            “He’s going to need you all to be supportive to him.  Don’t ask him questions about what has happened, but if he wants to talk about it, let him.”

            “How will we know?” I asked.

            Miss Pawson ignored me and carried on addressing the class.  “If he appears upset, offer him some comfort but come and let me know.”

            “Are we allowed to mention death to him at all?”

            “It’s probably best not to, Daniel,” she sighed.

            “But if he mentions it-”

            “I very much doubt he’ll be mentioning it,” Miss Pawson replied unsurely.  I was growing accustomed to reading hesitation in adults.  It was like when my parents talked about my grandparents, I knew that there was something missing.  So from Miss Pawson’s voice, I ascertained that there was still the chance that Dominic might wish to talk about it. 

I sat there quietly, but privately I was looking forward to Dominic’s return. 

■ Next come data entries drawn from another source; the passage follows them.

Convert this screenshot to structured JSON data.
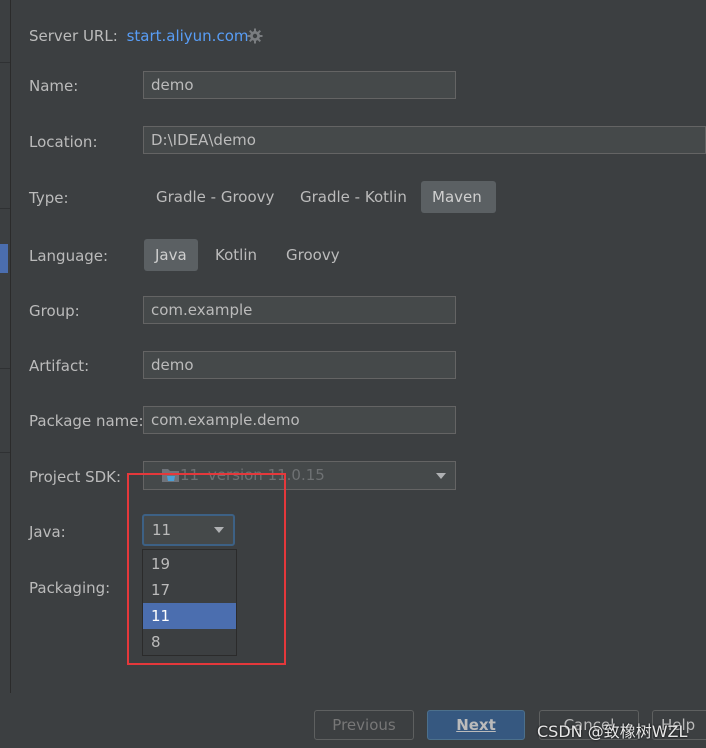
{
  "server": {
    "label": "Server URL:",
    "url": "start.aliyun.com",
    "settings_icon": "gear-icon"
  },
  "form": {
    "name": {
      "label": "Name:",
      "value": "demo"
    },
    "location": {
      "label": "Location:",
      "value": "D:\\IDEA\\demo"
    },
    "type": {
      "label": "Type:",
      "options": [
        "Gradle - Groovy",
        "Gradle - Kotlin",
        "Maven"
      ],
      "selected": "Maven"
    },
    "language": {
      "label": "Language:",
      "options": [
        "Java",
        "Kotlin",
        "Groovy"
      ],
      "selected": "Java"
    },
    "group": {
      "label": "Group:",
      "value": "com.example"
    },
    "artifact": {
      "label": "Artifact:",
      "value": "demo"
    },
    "package_name": {
      "label": "Package name:",
      "value": "com.example.demo"
    },
    "project_sdk": {
      "label": "Project SDK:",
      "value_version": "11",
      "value_detail": "version 11.0.15"
    },
    "java": {
      "label": "Java:",
      "value": "11",
      "options": [
        "19",
        "17",
        "11",
        "8"
      ],
      "selected": "11"
    },
    "packaging": {
      "label": "Packaging:"
    }
  },
  "buttons": {
    "previous": "Previous",
    "next": "Next",
    "cancel": "Cancel",
    "help": "Help"
  },
  "watermark": "CSDN @致橡树WZL",
  "colors": {
    "accent": "#4b6eaf",
    "link": "#589df6",
    "highlight": "#e5383b"
  }
}
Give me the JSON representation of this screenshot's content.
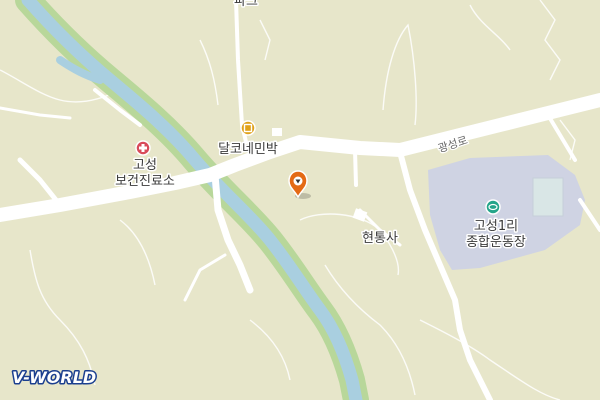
{
  "map": {
    "brand": "V-WORLD",
    "partial_label_top": "파크",
    "places": [
      {
        "name": "고성\n보건진료소",
        "icon": "hospital-icon"
      },
      {
        "name": "달코네민박",
        "icon": "lodging-icon"
      },
      {
        "name": "현통사",
        "icon": "temple-icon"
      },
      {
        "name": "고성1리\n종합운동장",
        "icon": "stadium-icon"
      }
    ],
    "road_label": "광성로",
    "marker": {
      "icon": "location-pin-icon"
    },
    "colors": {
      "land": "#e7e6ca",
      "road": "#ffffff",
      "river": "#a9cfe0",
      "river_bank": "#b8d79a",
      "stadium_area": "#cfd3e3",
      "hospital": "#d84a5a",
      "lodging": "#e0a21a",
      "stadium_icon": "#24a58a",
      "marker": "#e46a14"
    }
  }
}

I loved the way the classroom went quiet as Dominic’s father led him in the next day.  They had decided to reintroduce him after morning playtime, probably so he didn’t get accosted in the yard when we were all out there.

            “Dominic!  Lovely to see you!” Miss Pawson said as if it were a complete surprise.  She was unnervingly jovial and Dominic told me later that he knew that she was just pretending to be nice to him because his Mummy was dead.  The class remained quiet until Miss Pawson told us to carry on with whatever we were doing, something like drawing farmyard animals. 

            I couldn’t help but look at him.  There was something so magnificent about the grief that you could see written all over his face.  Dominic had always been a fairly quiet, anonymous member of the class.  He wasn’t a crier, which meant a lot in those early years of education.  But he came back looking different – slightly ravaged by an outside world that we knew nothing about.

            “I don’t think he’s alright,” I said to Alex quietly.  “He definitely needs a friend.”

            Dominic had a couple of close friends in the class, both of whom appeared ill-equipped to deal with what had happened to him.  He sat on their table with them, but they had taken Miss Pawson’s advice too literally and barely uttered a word to him. 

            All of my conversation was about Dominic that morning, and I think Alex tired of it.  Such is the attitude of the seven year old, that he probably thought he was going to lose his best friend.  He was certainly more reluctant to approach Dominic than I was, but he joined me at my behest.

            We went to see him after we had eaten lunch.  I remember this being my idea, because to have gone and had lunch with him might have seemed too obvious.  It seems strange to me to think back on my actions at that age as deliberate, but there was definitely a motive and a plan behind what I was doing.  It was a crude and contrived plan, but it was certainly the right one.  It was one of the few times that I approached a classmate without Alex leading the way. 

            “How are you, Dominic?” I asked him.  “We were very sorry to hear about your Mummy.”

            Dominic’s eyes instantly welled up, but he managed not to cry.  “I’m sorry too,” he said simply.  “It’s really weird without her.”

            “It’s very sad,” I concurred, struggling with what to say.  “Alex’s granddad died last summer.”

            In adulthood, such shameless use of a friend’s bereavement would have been condemned without any further thought.  In the laws of the infant school, it was a valid method because it worked.  Dominic and I bonded that lunchtime, and he talked to us about what had happened and how things were at home.  A dinner lady tried to intervene at one point, but left us alone because she could see that it was actually doing some good.  It would have been terrible for him to lose his mother, and then to return to school and be treated differently by all of his friends.  That we weren’t ignoring what had happened to him was enough for him to want to hang around with us.

            It was such a successful approach that Dominic asked whether he could be moved to sit with us in class that afternoon.  Naturally, Miss Pawson agreed, although I can imagine that she was hesitant about letting my influence anywhere near him.